WORK ITEM: Search the entries below for the word "icon" and copy every line where it appears.

THE DATA:
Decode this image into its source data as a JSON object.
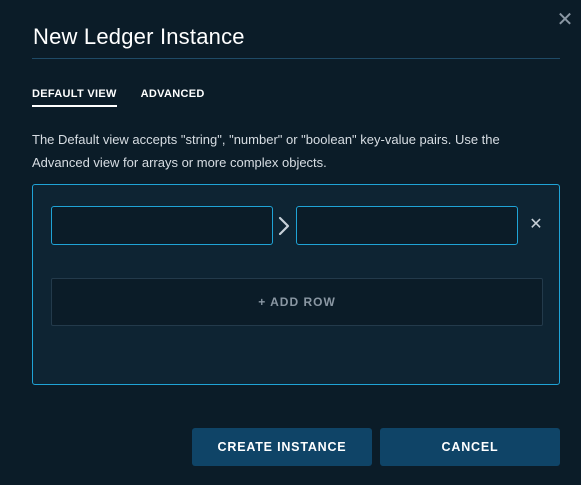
{
  "dialog": {
    "title": "New Ledger Instance",
    "close_icon": "close-icon"
  },
  "tabs": [
    {
      "label": "DEFAULT VIEW",
      "active": true
    },
    {
      "label": "ADVANCED",
      "active": false
    }
  ],
  "description": "The Default view accepts \"string\", \"number\" or \"boolean\" key-value pairs. Use the Advanced view for arrays or more complex objects.",
  "editor": {
    "rows": [
      {
        "key": "",
        "value": "",
        "arrow_icon": "chevron-right-icon",
        "remove_icon": "close-icon"
      }
    ],
    "add_row_label": "+ ADD ROW"
  },
  "actions": {
    "create_label": "CREATE INSTANCE",
    "cancel_label": "CANCEL"
  },
  "colors": {
    "background": "#0b1c28",
    "accent_border": "#1fa3d6",
    "button": "#0f4467"
  }
}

EXERCISE SOLUTION:
    "close_icon": "close-icon"
        "arrow_icon": "chevron-right-icon",
        "remove_icon": "close-icon"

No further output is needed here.